Reproduce the listing below exactly. Pictures do not belong in the copy.

══ EXTRACTED INFORMATION ══

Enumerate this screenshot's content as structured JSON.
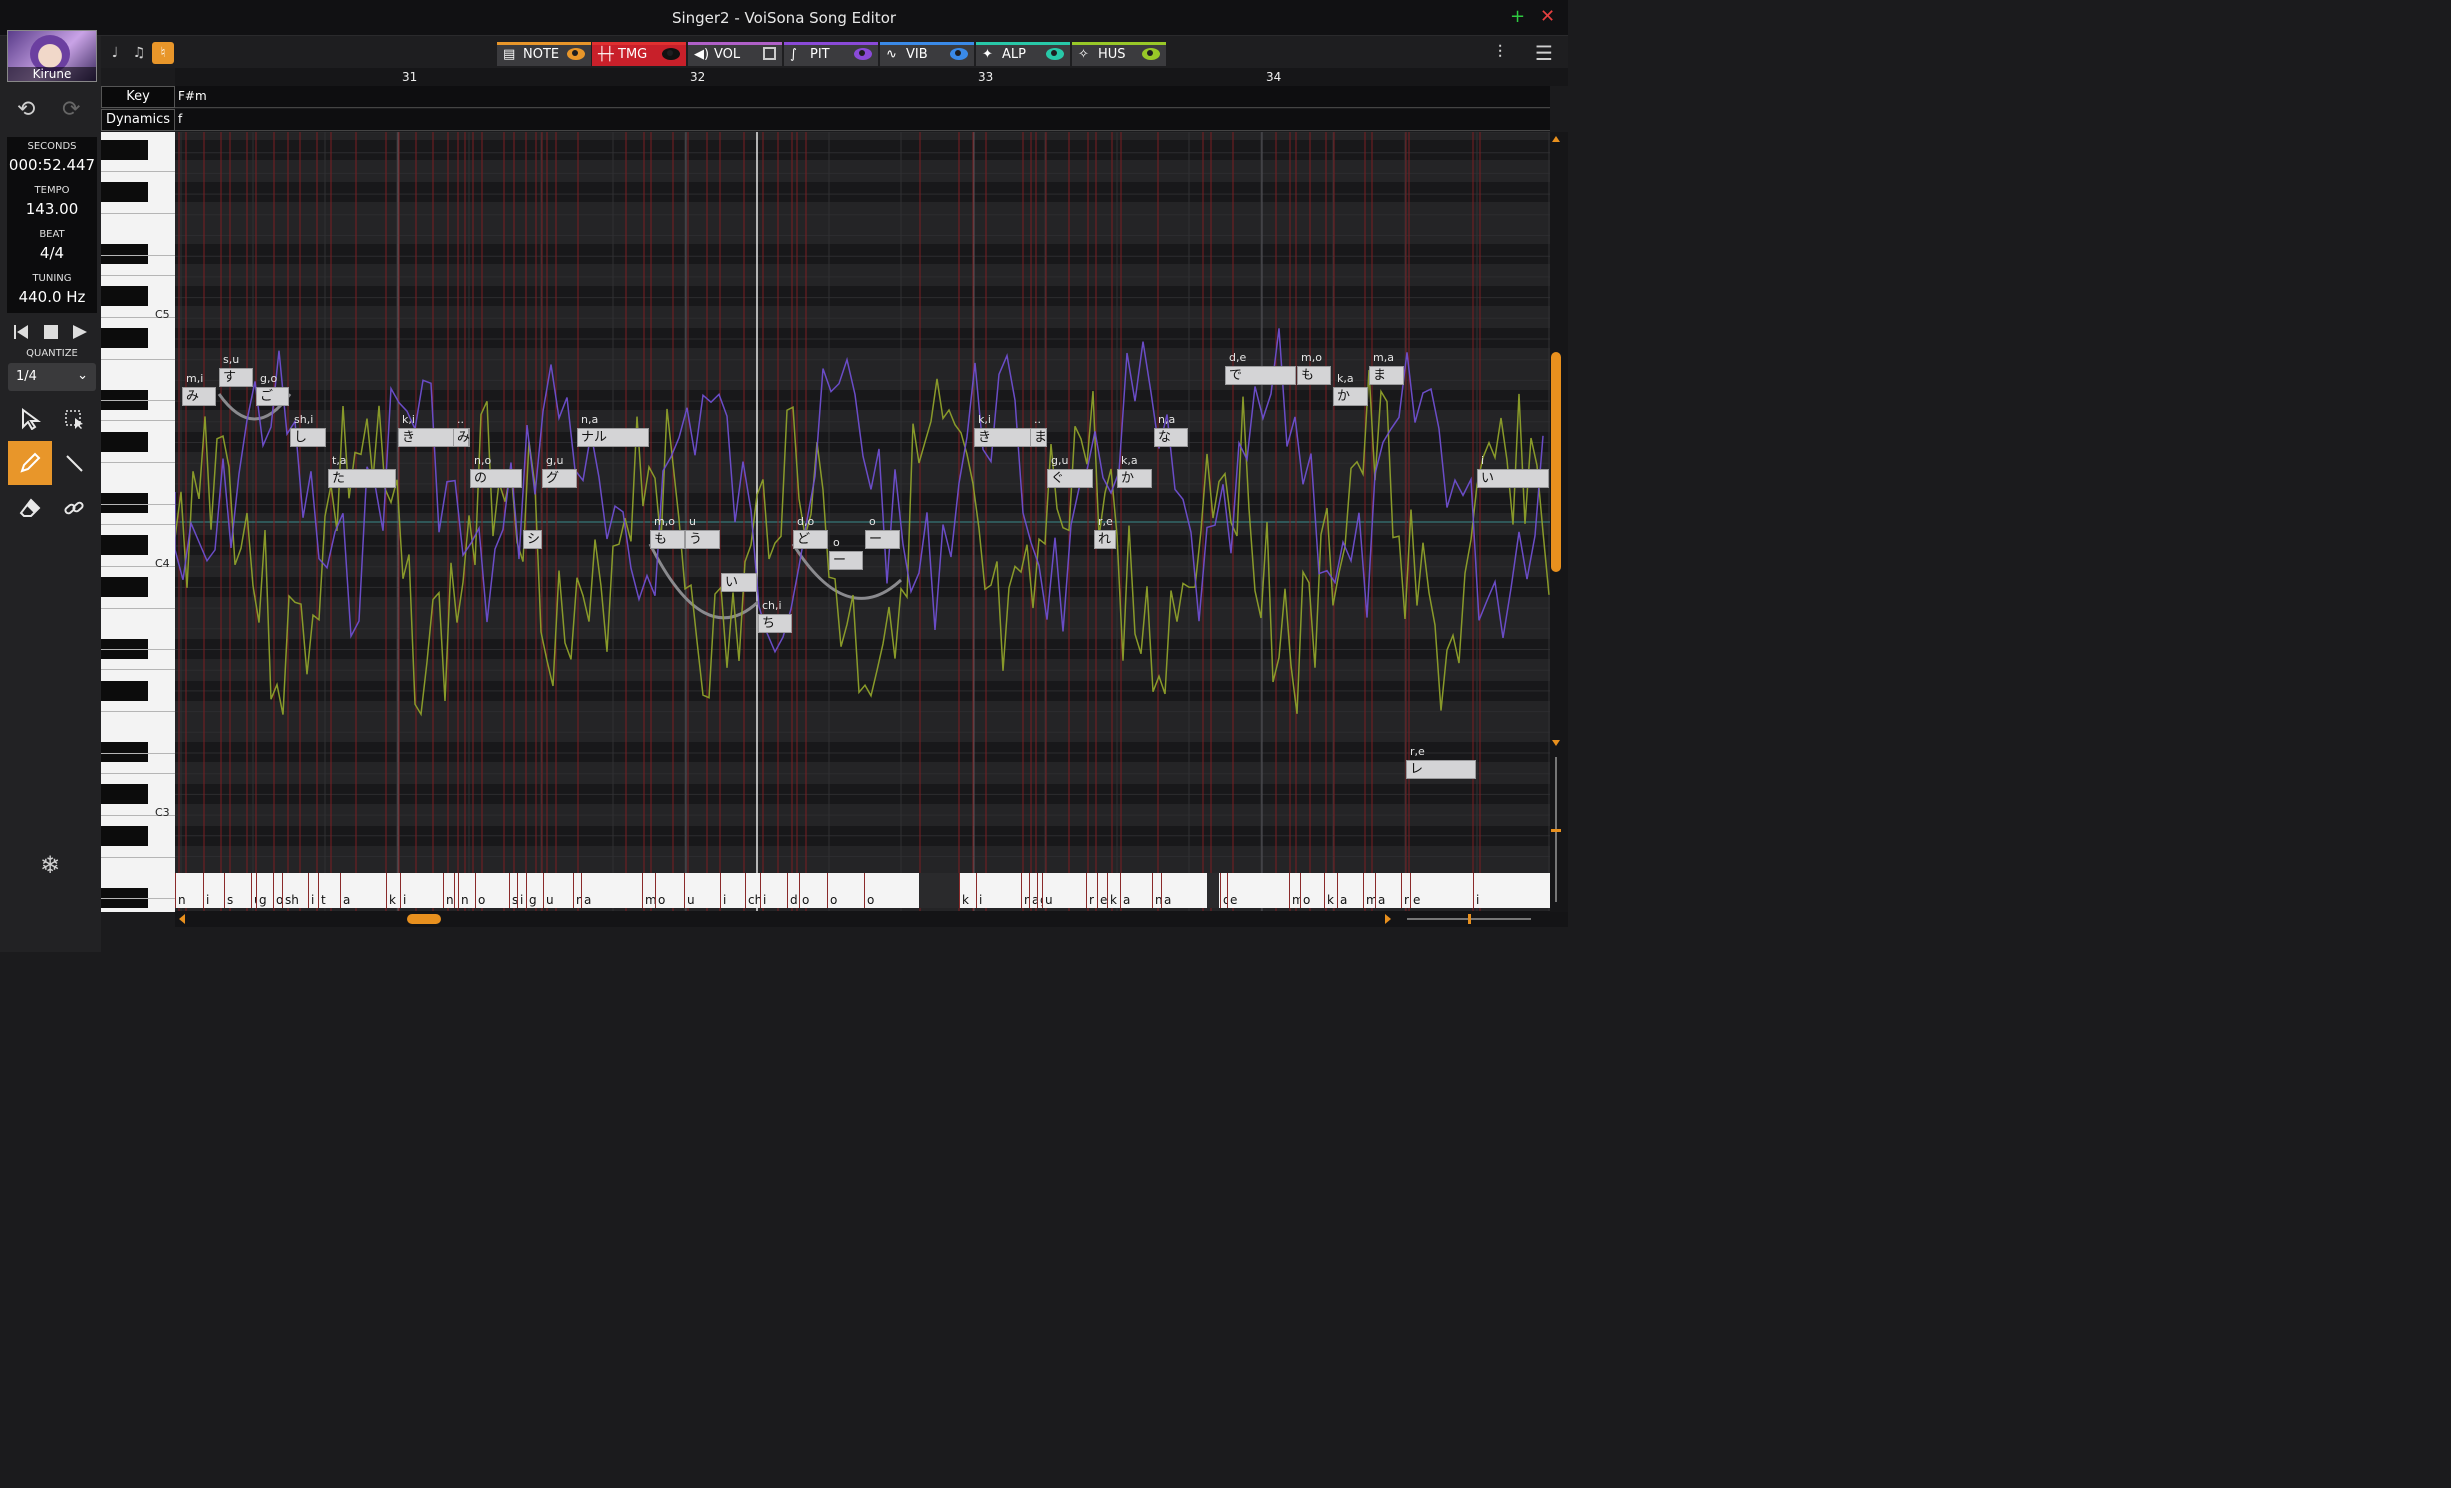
{
  "window": {
    "title": "Singer2 - VoiSona Song Editor"
  },
  "singer": {
    "name": "Kirune"
  },
  "info": {
    "seconds_label": "SECONDS",
    "seconds_value": "000:52.447",
    "tempo_label": "TEMPO",
    "tempo_value": "143.00",
    "beat_label": "BEAT",
    "beat_value": "4/4",
    "tuning_label": "TUNING",
    "tuning_value": "440.0 Hz"
  },
  "quantize": {
    "label": "QUANTIZE",
    "value": "1/4"
  },
  "tabs": [
    {
      "id": "note",
      "label": "NOTE",
      "color": "#e8962a"
    },
    {
      "id": "tmg",
      "label": "TMG",
      "color": "#e03030"
    },
    {
      "id": "vol",
      "label": "VOL",
      "color": "#b060c8"
    },
    {
      "id": "pit",
      "label": "PIT",
      "color": "#8a4ad8"
    },
    {
      "id": "vib",
      "label": "VIB",
      "color": "#3a8ae8"
    },
    {
      "id": "alp",
      "label": "ALP",
      "color": "#28c8a8"
    },
    {
      "id": "hus",
      "label": "HUS",
      "color": "#98c828"
    }
  ],
  "ruler": {
    "bars": [
      "31",
      "32",
      "33",
      "34"
    ]
  },
  "lanes": {
    "key_label": "Key",
    "key_value": "F#m",
    "dynamics_label": "Dynamics",
    "dynamics_value": "f"
  },
  "piano": {
    "labels": [
      "C5",
      "C4",
      "C3"
    ]
  },
  "notes": [
    {
      "ph": "m,i",
      "lyric": "み"
    },
    {
      "ph": "s,u",
      "lyric": "す"
    },
    {
      "ph": "g,o",
      "lyric": "ご"
    },
    {
      "ph": "sh,i",
      "lyric": "し"
    },
    {
      "ph": "t,a",
      "lyric": "た"
    },
    {
      "ph": "k,i",
      "lyric": "き"
    },
    {
      "ph": "..",
      "lyric": "み"
    },
    {
      "ph": "n,o",
      "lyric": "の"
    },
    {
      "ph": "",
      "lyric": "シ"
    },
    {
      "ph": "g,u",
      "lyric": "グ"
    },
    {
      "ph": "n,a",
      "lyric": "ナル"
    },
    {
      "ph": "m,o",
      "lyric": "も"
    },
    {
      "ph": "u",
      "lyric": "う"
    },
    {
      "ph": "",
      "lyric": "い"
    },
    {
      "ph": "ch,i",
      "lyric": "ち"
    },
    {
      "ph": "d,o",
      "lyric": "ど"
    },
    {
      "ph": "o",
      "lyric": "ー"
    },
    {
      "ph": "o",
      "lyric": "ー"
    },
    {
      "ph": "k,i",
      "lyric": "き"
    },
    {
      "ph": "..",
      "lyric": "ま"
    },
    {
      "ph": "g,u",
      "lyric": "ぐ"
    },
    {
      "ph": "r,e",
      "lyric": "れ"
    },
    {
      "ph": "k,a",
      "lyric": "か"
    },
    {
      "ph": "n,a",
      "lyric": "な"
    },
    {
      "ph": "d,e",
      "lyric": "で"
    },
    {
      "ph": "m,o",
      "lyric": "も"
    },
    {
      "ph": "k,a",
      "lyric": "か"
    },
    {
      "ph": "m,a",
      "lyric": "ま"
    },
    {
      "ph": "r,e",
      "lyric": "レ"
    },
    {
      "ph": "i",
      "lyric": "い"
    }
  ],
  "phonemes": [
    "n",
    "i",
    "s",
    "u",
    "g",
    "o",
    "sh",
    "i",
    "t",
    "a",
    "k",
    "i",
    "n",
    "i",
    "n",
    "o",
    "sh",
    "i",
    "g",
    "u",
    "n",
    "a",
    "m",
    "o",
    "u",
    "i",
    "ch",
    "i",
    "d",
    "o",
    "o",
    "o",
    "k",
    "i",
    "n",
    "a",
    "g",
    "u",
    "r",
    "e",
    "k",
    "a",
    "n",
    "a",
    "d",
    "e",
    "m",
    "o",
    "k",
    "a",
    "m",
    "a",
    "r",
    "e",
    "i"
  ]
}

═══

= ANSWER TO THIS EXERCISE =
Enumerate this screenshot's content as structured JSON.
{
  "window": {
    "title": "Singer2 - VoiSona Song Editor"
  },
  "singer": {
    "name": "Kirune"
  },
  "info": {
    "seconds_label": "SECONDS",
    "seconds_value": "000:52.447",
    "tempo_label": "TEMPO",
    "tempo_value": "143.00",
    "beat_label": "BEAT",
    "beat_value": "4/4",
    "tuning_label": "TUNING",
    "tuning_value": "440.0 Hz"
  },
  "quantize": {
    "label": "QUANTIZE",
    "value": "1/4"
  },
  "tabs": [
    {
      "id": "note",
      "label": "NOTE",
      "color": "#e8962a"
    },
    {
      "id": "tmg",
      "label": "TMG",
      "color": "#e03030"
    },
    {
      "id": "vol",
      "label": "VOL",
      "color": "#b060c8"
    },
    {
      "id": "pit",
      "label": "PIT",
      "color": "#8a4ad8"
    },
    {
      "id": "vib",
      "label": "VIB",
      "color": "#3a8ae8"
    },
    {
      "id": "alp",
      "label": "ALP",
      "color": "#28c8a8"
    },
    {
      "id": "hus",
      "label": "HUS",
      "color": "#98c828"
    }
  ],
  "ruler": {
    "bars": [
      "31",
      "32",
      "33",
      "34"
    ]
  },
  "lanes": {
    "key_label": "Key",
    "key_value": "F#m",
    "dynamics_label": "Dynamics",
    "dynamics_value": "f"
  },
  "piano": {
    "labels": [
      "C5",
      "C4",
      "C3"
    ]
  },
  "notes": [
    {
      "ph": "m,i",
      "lyric": "み"
    },
    {
      "ph": "s,u",
      "lyric": "す"
    },
    {
      "ph": "g,o",
      "lyric": "ご"
    },
    {
      "ph": "sh,i",
      "lyric": "し"
    },
    {
      "ph": "t,a",
      "lyric": "た"
    },
    {
      "ph": "k,i",
      "lyric": "き"
    },
    {
      "ph": "..",
      "lyric": "み"
    },
    {
      "ph": "n,o",
      "lyric": "の"
    },
    {
      "ph": "",
      "lyric": "シ"
    },
    {
      "ph": "g,u",
      "lyric": "グ"
    },
    {
      "ph": "n,a",
      "lyric": "ナル"
    },
    {
      "ph": "m,o",
      "lyric": "も"
    },
    {
      "ph": "u",
      "lyric": "う"
    },
    {
      "ph": "",
      "lyric": "い"
    },
    {
      "ph": "ch,i",
      "lyric": "ち"
    },
    {
      "ph": "d,o",
      "lyric": "ど"
    },
    {
      "ph": "o",
      "lyric": "ー"
    },
    {
      "ph": "o",
      "lyric": "ー"
    },
    {
      "ph": "k,i",
      "lyric": "き"
    },
    {
      "ph": "..",
      "lyric": "ま"
    },
    {
      "ph": "g,u",
      "lyric": "ぐ"
    },
    {
      "ph": "r,e",
      "lyric": "れ"
    },
    {
      "ph": "k,a",
      "lyric": "か"
    },
    {
      "ph": "n,a",
      "lyric": "な"
    },
    {
      "ph": "d,e",
      "lyric": "で"
    },
    {
      "ph": "m,o",
      "lyric": "も"
    },
    {
      "ph": "k,a",
      "lyric": "か"
    },
    {
      "ph": "m,a",
      "lyric": "ま"
    },
    {
      "ph": "r,e",
      "lyric": "レ"
    },
    {
      "ph": "i",
      "lyric": "い"
    }
  ],
  "phonemes": [
    "n",
    "i",
    "s",
    "u",
    "g",
    "o",
    "sh",
    "i",
    "t",
    "a",
    "k",
    "i",
    "n",
    "i",
    "n",
    "o",
    "sh",
    "i",
    "g",
    "u",
    "n",
    "a",
    "m",
    "o",
    "u",
    "i",
    "ch",
    "i",
    "d",
    "o",
    "o",
    "o",
    "k",
    "i",
    "n",
    "a",
    "g",
    "u",
    "r",
    "e",
    "k",
    "a",
    "n",
    "a",
    "d",
    "e",
    "m",
    "o",
    "k",
    "a",
    "m",
    "a",
    "r",
    "e",
    "i"
  ]
}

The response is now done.